● Problem to work on
Your answer must be an exact copy of the entries below, with no pictures in it.

====== Supplied entries ======

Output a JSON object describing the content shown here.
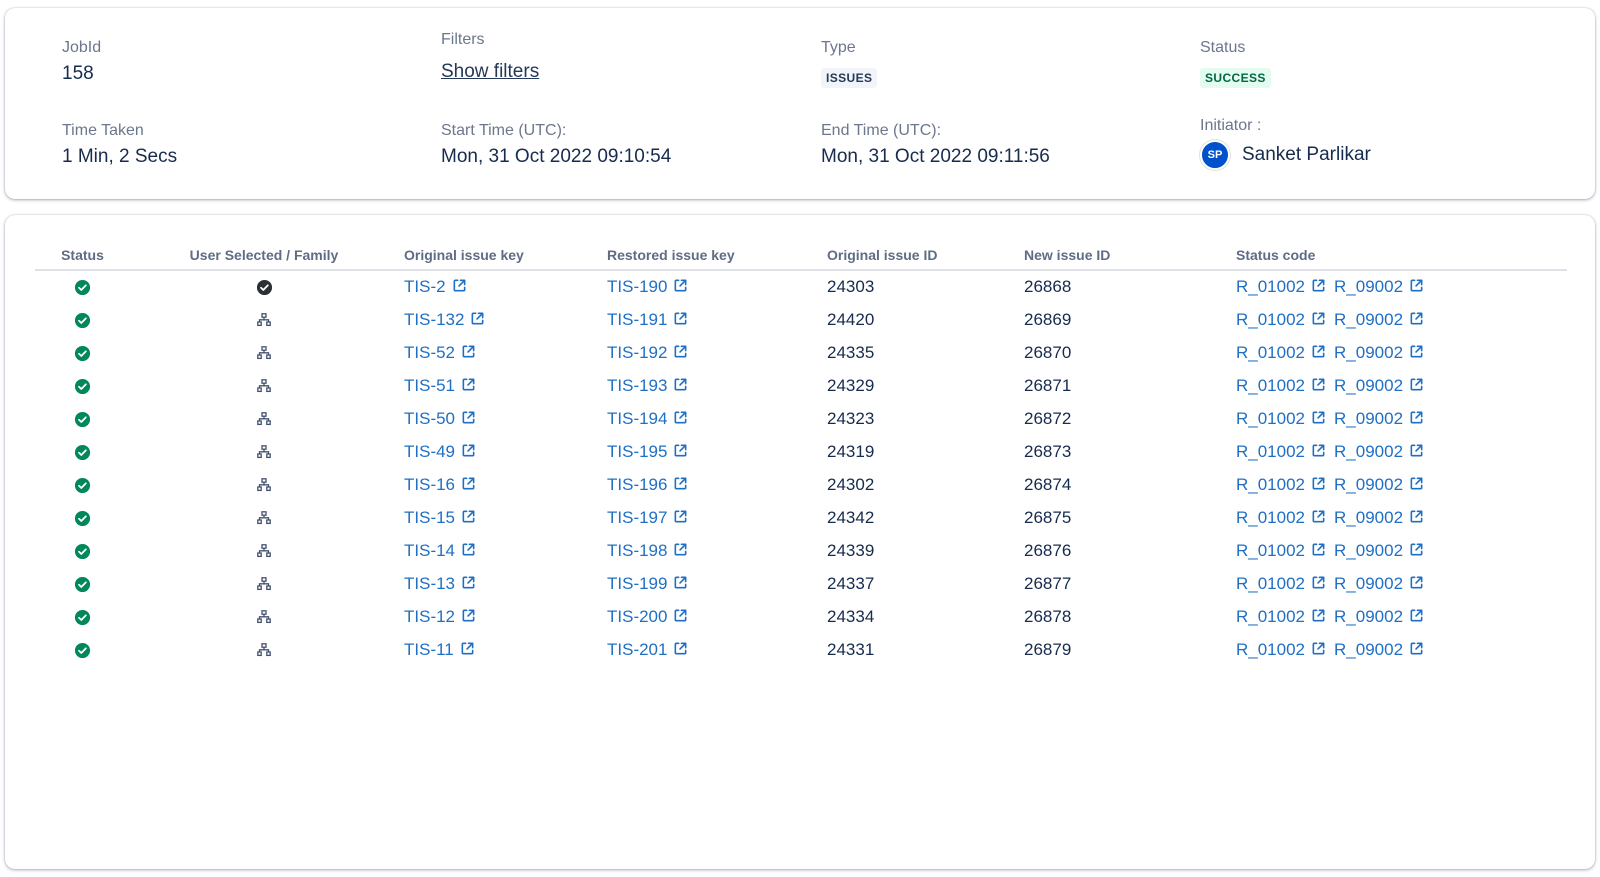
{
  "summary": {
    "jobid_label": "JobId",
    "jobid_value": "158",
    "filters_label": "Filters",
    "filters_link": "Show filters",
    "type_label": "Type",
    "type_value": "ISSUES",
    "status_label": "Status",
    "status_value": "SUCCESS",
    "time_taken_label": "Time Taken",
    "time_taken_value": "1 Min, 2 Secs",
    "start_label": "Start Time (UTC):",
    "start_value": "Mon, 31 Oct 2022 09:10:54",
    "end_label": "End Time (UTC):",
    "end_value": "Mon, 31 Oct 2022 09:11:56",
    "initiator_label": "Initiator :",
    "initiator_initials": "SP",
    "initiator_name": "Sanket Parlikar"
  },
  "colors": {
    "success_green": "#00875a",
    "link_blue": "#1f6fc5",
    "avatar_blue": "#0052cc"
  },
  "table": {
    "headers": [
      "Status",
      "User Selected / Family",
      "Original issue key",
      "Restored issue key",
      "Original issue ID",
      "New issue ID",
      "Status code"
    ],
    "rows": [
      {
        "status_icon": "check-circle-icon",
        "selection": "user-selected",
        "orig_key": "TIS-2",
        "rest_key": "TIS-190",
        "orig_id": "24303",
        "new_id": "26868",
        "codes": [
          "R_01002",
          "R_09002"
        ]
      },
      {
        "status_icon": "check-circle-icon",
        "selection": "family",
        "orig_key": "TIS-132",
        "rest_key": "TIS-191",
        "orig_id": "24420",
        "new_id": "26869",
        "codes": [
          "R_01002",
          "R_09002"
        ]
      },
      {
        "status_icon": "check-circle-icon",
        "selection": "family",
        "orig_key": "TIS-52",
        "rest_key": "TIS-192",
        "orig_id": "24335",
        "new_id": "26870",
        "codes": [
          "R_01002",
          "R_09002"
        ]
      },
      {
        "status_icon": "check-circle-icon",
        "selection": "family",
        "orig_key": "TIS-51",
        "rest_key": "TIS-193",
        "orig_id": "24329",
        "new_id": "26871",
        "codes": [
          "R_01002",
          "R_09002"
        ]
      },
      {
        "status_icon": "check-circle-icon",
        "selection": "family",
        "orig_key": "TIS-50",
        "rest_key": "TIS-194",
        "orig_id": "24323",
        "new_id": "26872",
        "codes": [
          "R_01002",
          "R_09002"
        ]
      },
      {
        "status_icon": "check-circle-icon",
        "selection": "family",
        "orig_key": "TIS-49",
        "rest_key": "TIS-195",
        "orig_id": "24319",
        "new_id": "26873",
        "codes": [
          "R_01002",
          "R_09002"
        ]
      },
      {
        "status_icon": "check-circle-icon",
        "selection": "family",
        "orig_key": "TIS-16",
        "rest_key": "TIS-196",
        "orig_id": "24302",
        "new_id": "26874",
        "codes": [
          "R_01002",
          "R_09002"
        ]
      },
      {
        "status_icon": "check-circle-icon",
        "selection": "family",
        "orig_key": "TIS-15",
        "rest_key": "TIS-197",
        "orig_id": "24342",
        "new_id": "26875",
        "codes": [
          "R_01002",
          "R_09002"
        ]
      },
      {
        "status_icon": "check-circle-icon",
        "selection": "family",
        "orig_key": "TIS-14",
        "rest_key": "TIS-198",
        "orig_id": "24339",
        "new_id": "26876",
        "codes": [
          "R_01002",
          "R_09002"
        ]
      },
      {
        "status_icon": "check-circle-icon",
        "selection": "family",
        "orig_key": "TIS-13",
        "rest_key": "TIS-199",
        "orig_id": "24337",
        "new_id": "26877",
        "codes": [
          "R_01002",
          "R_09002"
        ]
      },
      {
        "status_icon": "check-circle-icon",
        "selection": "family",
        "orig_key": "TIS-12",
        "rest_key": "TIS-200",
        "orig_id": "24334",
        "new_id": "26878",
        "codes": [
          "R_01002",
          "R_09002"
        ]
      },
      {
        "status_icon": "check-circle-icon",
        "selection": "family",
        "orig_key": "TIS-11",
        "rest_key": "TIS-201",
        "orig_id": "24331",
        "new_id": "26879",
        "codes": [
          "R_01002",
          "R_09002"
        ]
      }
    ]
  }
}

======

● Result
Output a JSON object describing the content shown here.
{
  "summary": {
    "jobid_label": "JobId",
    "jobid_value": "158",
    "filters_label": "Filters",
    "filters_link": "Show filters",
    "type_label": "Type",
    "type_value": "ISSUES",
    "status_label": "Status",
    "status_value": "SUCCESS",
    "time_taken_label": "Time Taken",
    "time_taken_value": "1 Min, 2 Secs",
    "start_label": "Start Time (UTC):",
    "start_value": "Mon, 31 Oct 2022 09:10:54",
    "end_label": "End Time (UTC):",
    "end_value": "Mon, 31 Oct 2022 09:11:56",
    "initiator_label": "Initiator :",
    "initiator_initials": "SP",
    "initiator_name": "Sanket Parlikar"
  },
  "colors": {
    "success_green": "#00875a",
    "link_blue": "#1f6fc5",
    "avatar_blue": "#0052cc"
  },
  "table": {
    "headers": [
      "Status",
      "User Selected / Family",
      "Original issue key",
      "Restored issue key",
      "Original issue ID",
      "New issue ID",
      "Status code"
    ],
    "rows": [
      {
        "status_icon": "check-circle-icon",
        "selection": "user-selected",
        "orig_key": "TIS-2",
        "rest_key": "TIS-190",
        "orig_id": "24303",
        "new_id": "26868",
        "codes": [
          "R_01002",
          "R_09002"
        ]
      },
      {
        "status_icon": "check-circle-icon",
        "selection": "family",
        "orig_key": "TIS-132",
        "rest_key": "TIS-191",
        "orig_id": "24420",
        "new_id": "26869",
        "codes": [
          "R_01002",
          "R_09002"
        ]
      },
      {
        "status_icon": "check-circle-icon",
        "selection": "family",
        "orig_key": "TIS-52",
        "rest_key": "TIS-192",
        "orig_id": "24335",
        "new_id": "26870",
        "codes": [
          "R_01002",
          "R_09002"
        ]
      },
      {
        "status_icon": "check-circle-icon",
        "selection": "family",
        "orig_key": "TIS-51",
        "rest_key": "TIS-193",
        "orig_id": "24329",
        "new_id": "26871",
        "codes": [
          "R_01002",
          "R_09002"
        ]
      },
      {
        "status_icon": "check-circle-icon",
        "selection": "family",
        "orig_key": "TIS-50",
        "rest_key": "TIS-194",
        "orig_id": "24323",
        "new_id": "26872",
        "codes": [
          "R_01002",
          "R_09002"
        ]
      },
      {
        "status_icon": "check-circle-icon",
        "selection": "family",
        "orig_key": "TIS-49",
        "rest_key": "TIS-195",
        "orig_id": "24319",
        "new_id": "26873",
        "codes": [
          "R_01002",
          "R_09002"
        ]
      },
      {
        "status_icon": "check-circle-icon",
        "selection": "family",
        "orig_key": "TIS-16",
        "rest_key": "TIS-196",
        "orig_id": "24302",
        "new_id": "26874",
        "codes": [
          "R_01002",
          "R_09002"
        ]
      },
      {
        "status_icon": "check-circle-icon",
        "selection": "family",
        "orig_key": "TIS-15",
        "rest_key": "TIS-197",
        "orig_id": "24342",
        "new_id": "26875",
        "codes": [
          "R_01002",
          "R_09002"
        ]
      },
      {
        "status_icon": "check-circle-icon",
        "selection": "family",
        "orig_key": "TIS-14",
        "rest_key": "TIS-198",
        "orig_id": "24339",
        "new_id": "26876",
        "codes": [
          "R_01002",
          "R_09002"
        ]
      },
      {
        "status_icon": "check-circle-icon",
        "selection": "family",
        "orig_key": "TIS-13",
        "rest_key": "TIS-199",
        "orig_id": "24337",
        "new_id": "26877",
        "codes": [
          "R_01002",
          "R_09002"
        ]
      },
      {
        "status_icon": "check-circle-icon",
        "selection": "family",
        "orig_key": "TIS-12",
        "rest_key": "TIS-200",
        "orig_id": "24334",
        "new_id": "26878",
        "codes": [
          "R_01002",
          "R_09002"
        ]
      },
      {
        "status_icon": "check-circle-icon",
        "selection": "family",
        "orig_key": "TIS-11",
        "rest_key": "TIS-201",
        "orig_id": "24331",
        "new_id": "26879",
        "codes": [
          "R_01002",
          "R_09002"
        ]
      }
    ]
  }
}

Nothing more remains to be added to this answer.